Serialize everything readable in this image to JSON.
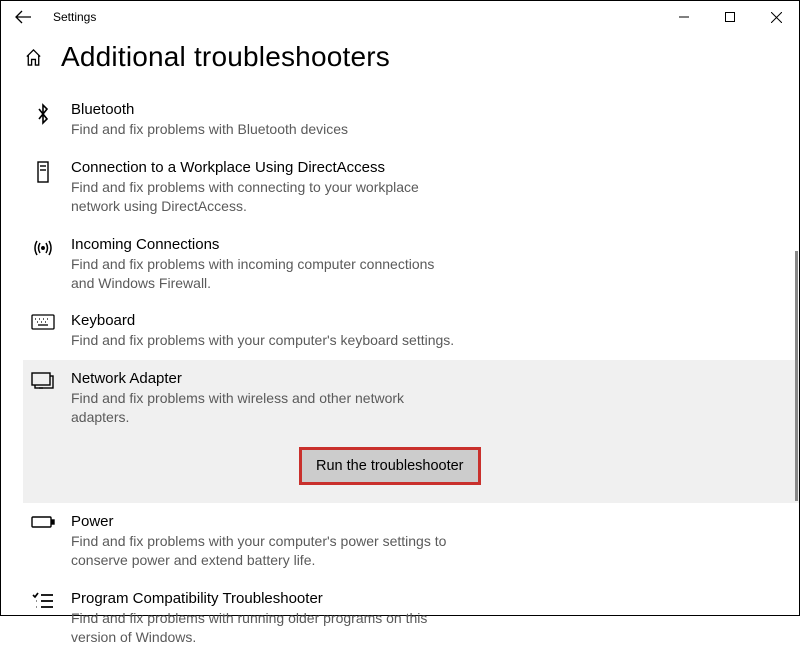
{
  "titlebar": {
    "title": "Settings"
  },
  "page": {
    "title": "Additional troubleshooters"
  },
  "items": [
    {
      "title": "Bluetooth",
      "desc": "Find and fix problems with Bluetooth devices"
    },
    {
      "title": "Connection to a Workplace Using DirectAccess",
      "desc": "Find and fix problems with connecting to your workplace network using DirectAccess."
    },
    {
      "title": "Incoming Connections",
      "desc": "Find and fix problems with incoming computer connections and Windows Firewall."
    },
    {
      "title": "Keyboard",
      "desc": "Find and fix problems with your computer's keyboard settings."
    },
    {
      "title": "Network Adapter",
      "desc": "Find and fix problems with wireless and other network adapters."
    },
    {
      "title": "Power",
      "desc": "Find and fix problems with your computer's power settings to conserve power and extend battery life."
    },
    {
      "title": "Program Compatibility Troubleshooter",
      "desc": "Find and fix problems with running older programs on this version of Windows."
    }
  ],
  "buttons": {
    "run": "Run the troubleshooter"
  }
}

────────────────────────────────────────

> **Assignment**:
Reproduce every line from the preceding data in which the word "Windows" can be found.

> **Finished exercise**:
      "desc": "Find and fix problems with incoming computer connections and Windows Firewall."
      "desc": "Find and fix problems with running older programs on this version of Windows."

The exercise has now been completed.